WHAT TO DO:
Nothing in the data below may be left out; return all of it exactly.
=== SUPPLIED ENTRIES ===
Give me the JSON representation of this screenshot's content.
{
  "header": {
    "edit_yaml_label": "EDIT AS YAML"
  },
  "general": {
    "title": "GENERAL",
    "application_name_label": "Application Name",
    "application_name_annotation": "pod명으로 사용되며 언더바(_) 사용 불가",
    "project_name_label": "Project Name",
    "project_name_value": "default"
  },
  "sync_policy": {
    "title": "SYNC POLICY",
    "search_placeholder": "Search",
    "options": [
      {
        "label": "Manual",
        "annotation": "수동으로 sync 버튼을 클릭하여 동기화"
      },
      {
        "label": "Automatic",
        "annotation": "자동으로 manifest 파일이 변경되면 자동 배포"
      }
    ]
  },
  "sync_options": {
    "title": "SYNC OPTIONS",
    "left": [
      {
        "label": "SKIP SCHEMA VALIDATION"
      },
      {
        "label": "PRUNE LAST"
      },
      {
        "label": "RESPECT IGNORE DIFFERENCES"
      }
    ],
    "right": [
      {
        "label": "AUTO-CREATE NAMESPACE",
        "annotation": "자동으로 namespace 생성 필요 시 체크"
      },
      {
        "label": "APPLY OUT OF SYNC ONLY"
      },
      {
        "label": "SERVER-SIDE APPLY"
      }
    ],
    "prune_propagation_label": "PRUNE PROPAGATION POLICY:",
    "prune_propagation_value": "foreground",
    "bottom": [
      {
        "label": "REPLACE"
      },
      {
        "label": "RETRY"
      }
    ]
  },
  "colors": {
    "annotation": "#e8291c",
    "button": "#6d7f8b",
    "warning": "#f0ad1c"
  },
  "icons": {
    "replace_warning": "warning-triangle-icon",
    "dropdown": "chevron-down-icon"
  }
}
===
RESULT:
Give me the JSON representation of this screenshot's content.
{
  "header": {
    "edit_yaml_label": "EDIT AS YAML"
  },
  "general": {
    "title": "GENERAL",
    "application_name_label": "Application Name",
    "application_name_annotation": "pod명으로 사용되며 언더바(_) 사용 불가",
    "project_name_label": "Project Name",
    "project_name_value": "default"
  },
  "sync_policy": {
    "title": "SYNC POLICY",
    "search_placeholder": "Search",
    "options": [
      {
        "label": "Manual",
        "annotation": "수동으로 sync 버튼을 클릭하여 동기화"
      },
      {
        "label": "Automatic",
        "annotation": "자동으로 manifest 파일이 변경되면 자동 배포"
      }
    ]
  },
  "sync_options": {
    "title": "SYNC OPTIONS",
    "left": [
      {
        "label": "SKIP SCHEMA VALIDATION"
      },
      {
        "label": "PRUNE LAST"
      },
      {
        "label": "RESPECT IGNORE DIFFERENCES"
      }
    ],
    "right": [
      {
        "label": "AUTO-CREATE NAMESPACE",
        "annotation": "자동으로 namespace 생성 필요 시 체크"
      },
      {
        "label": "APPLY OUT OF SYNC ONLY"
      },
      {
        "label": "SERVER-SIDE APPLY"
      }
    ],
    "prune_propagation_label": "PRUNE PROPAGATION POLICY:",
    "prune_propagation_value": "foreground",
    "bottom": [
      {
        "label": "REPLACE"
      },
      {
        "label": "RETRY"
      }
    ]
  },
  "colors": {
    "annotation": "#e8291c",
    "button": "#6d7f8b",
    "warning": "#f0ad1c"
  },
  "icons": {
    "replace_warning": "warning-triangle-icon",
    "dropdown": "chevron-down-icon"
  }
}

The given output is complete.